Friday, January 18, 2013

PSAD and signature updates

Is it true that the creators of PSAD haven't updated the PSAD signatures since 2007???

Line 29 of my /etc/psad/signatures file:

# $Id: signatures 2129 2007-12-12 04:56:10Z mbr $

As well, at, it is on line 28.

Dead project?  Not sure, but the signatures are old as hell!  While I don't think it's a usage deal-breaker, I'm rather surprised.  Does it need updated signatures?  Probably not, but every little bit helps, especially nowadays.  I'd much rather a developer (and package maintainer) be up-front about such things.

Monday, January 14, 2013

PSAD - DoS'd my Linode and my G-mail account

Yes, I DoS'd myself.


I was tuning my firewall so that PSAD wouldn't alert on traffic from my static IP.  This was caused by me using a half-baked firewall policy (ie, the firewall was allowing too much and not blocking what it should've).  So, while making the policy more secure, I ended up blocking some of DNS, which the firewall blocked via the clean-up rule (deny by default policy on all chains).  

I didn't double-check my work, and 24 hours later, I was checking the server via the admin console and saw that the disk I/O was extremely high when looking at the system graphs.  CPU utilization was also wayyy up.  

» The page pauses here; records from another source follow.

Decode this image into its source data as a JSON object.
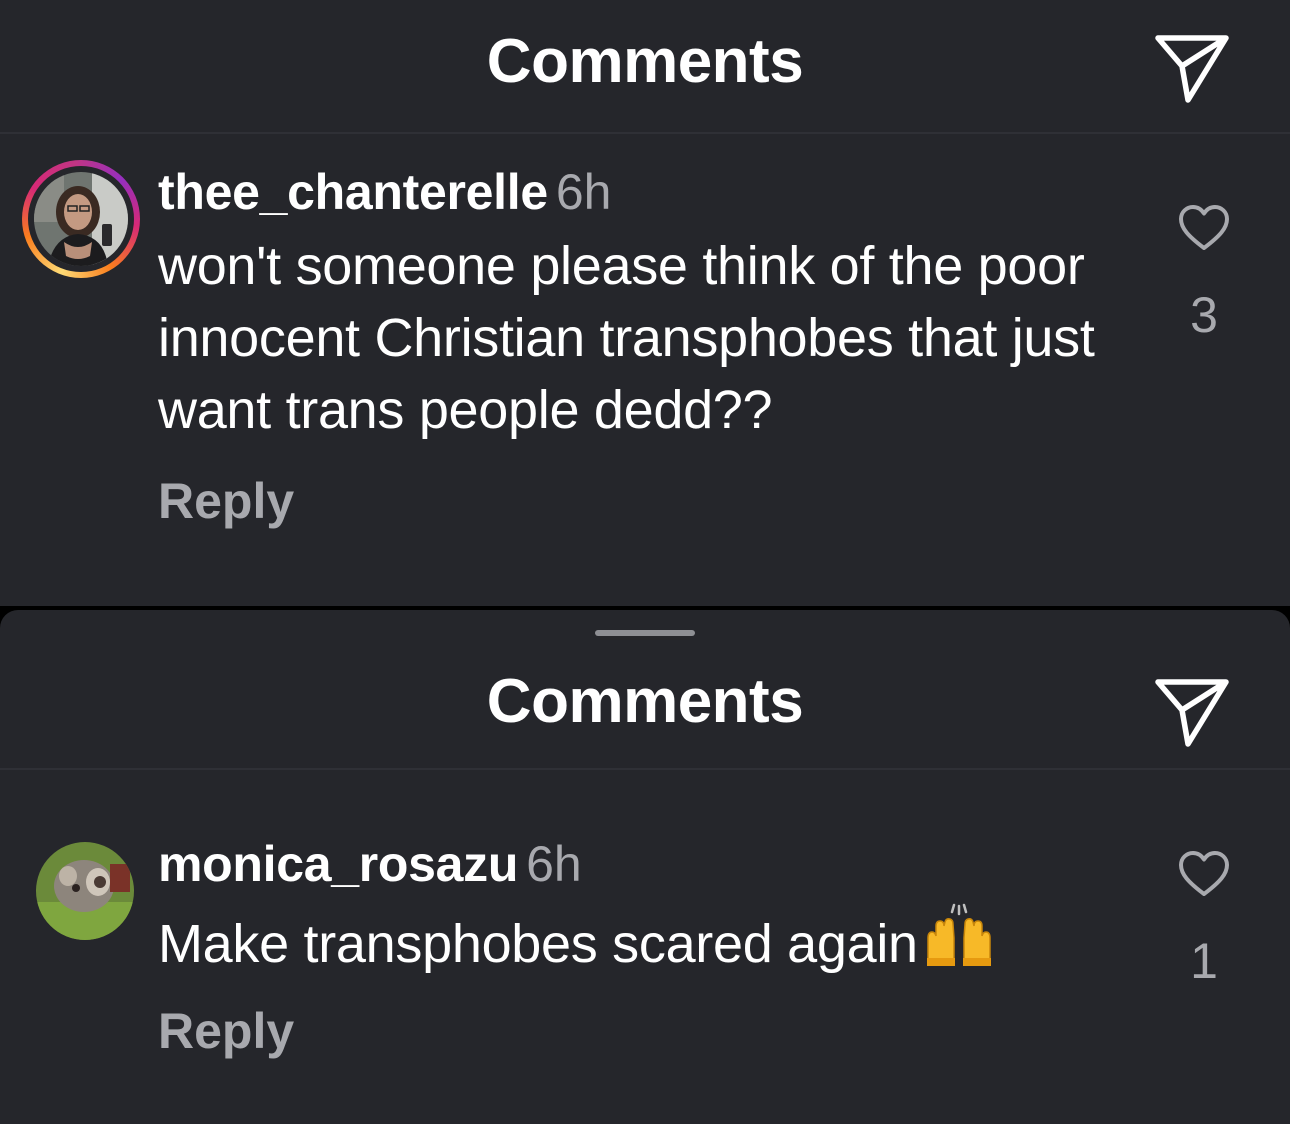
{
  "sheets": [
    {
      "title": "Comments",
      "comment": {
        "username": "thee_chanterelle",
        "timestamp": "6h",
        "text": "won't someone please think of the poor innocent Christian transphobes that just want trans people dedd??",
        "reply_label": "Reply",
        "like_count": "3",
        "avatar_has_story_ring": true
      }
    },
    {
      "title": "Comments",
      "comment": {
        "username": "monica_rosazu",
        "timestamp": "6h",
        "text": "Make transphobes scared again",
        "emoji": "raising-hands-emoji",
        "reply_label": "Reply",
        "like_count": "1",
        "avatar_has_story_ring": false
      }
    }
  ],
  "icons": {
    "send": "paper-plane-icon",
    "like": "heart-outline-icon"
  },
  "colors": {
    "background": "#25262b",
    "text_primary": "#ffffff",
    "text_secondary": "#a8a9ae",
    "divider": "#2f3036",
    "story_ring": [
      "#feda75",
      "#fa7e1e",
      "#d62976",
      "#962fbf"
    ]
  }
}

I initially couldn't figure out what was going on, until I used Webmin to access the server and found that it was taking forever for the server to resolve the domain address.  As well, there were like 30,000 e-mails in the Postfix e-mail queue.  I was basically spamming the hell out of Gmail and DShield.  I'd begun to wipe out all the Gmail notifications, but I soon realized that I wasn't making any headway, so I killed PSAD, cleared ALL the mail in the queue, then restarted PSAD.  It was still generating e-mails, though, so I turned off e-mail notifications, as well as syslog notifications.  I also killed my DShield log feed.  THEN I fixed DNS by just rolling back to a known good policy...then I told PSAD to not log on port 53/UDP (no real need to log that traffic anyways, unless it hits the catch-all rule, but that wouldn't happen now since I fixed DNS within the policy).

It took quite awhile for Gmail to finish processing the e-mails (the ones that I couldn't kill via Postfix).

I just now re-enabled syslogging and the DShield log feed, but may have to reach out to the SANS team to see if they can remove all DNS traffic that was logged by my static IPs.

I think I've everything fixed now.

Game Console Hard Drives

Back in 2005, I bought an Xbox 360 that had a 20GB hard disk.  A few years after purchase, I bought a refurbished 120GB drive from for $ was a nice upgrade.  I swapped out the little drive for the bigger one and continued to play my games (putting the 20GB drive in my parts bin...I never throw anything away when it comes to computer parts).

Later, the Xbox 360 experienced the Red Ring of Death (RRD).  I took it apart with the idea that maybe the CPU needed new thermal paste.  It did, as the old paste was pretty much done.  I removed the old and put on some new paste, but this didn't solve the issue.  I think by the time it experienced the RRD, the CPU was cooked.  So I bought a new hard drive.

I transferred my data from the old drive to the new drive and put the 120GB into the parts bin.

Around the RRD issue, the PS3 also died.  It was an original PS3 (80GB drive version).  The Blu-Ray stopped reading, which meant that I couldn't play any games, since it couldn't read disks.  We put the system to the side and bought a new one.  Well, maybe 2 months ago, I decided to trash the system (removed the drive for privacy reasons).  I've decided to keep the drive.

So, I've three (3) hard drives from 3 different gaming systems.  The 20GB is probably next to useless, but I'll  probably end up using it somewhere (somehow).  I might be able to use the 160GB drive (a WD unit) in my Macbook, since it only has an 80GB drive and I keep maxing it out.  Or, I can use it as a backup drive instead.  Same with the 80GB Seagate that was in the PS3.

Now, did you see what I just stated?  Did you notice that I stated in the first paragraph that the Xbox 360 had a 120GB drive and in the paragraph above, I stated that it was a 160GB drive?  Well, surprise.  I opened the HDD case, which was labeled "120GB HDD", and found that the drive is actually 160GB in size!  It has model WD16000BEVT on the label, and a big "160GB" in bold.

I just need to find out which cabling I need to turn these into external drives, which means I'll need some external HDD cases, as well.

I love my toys.  :)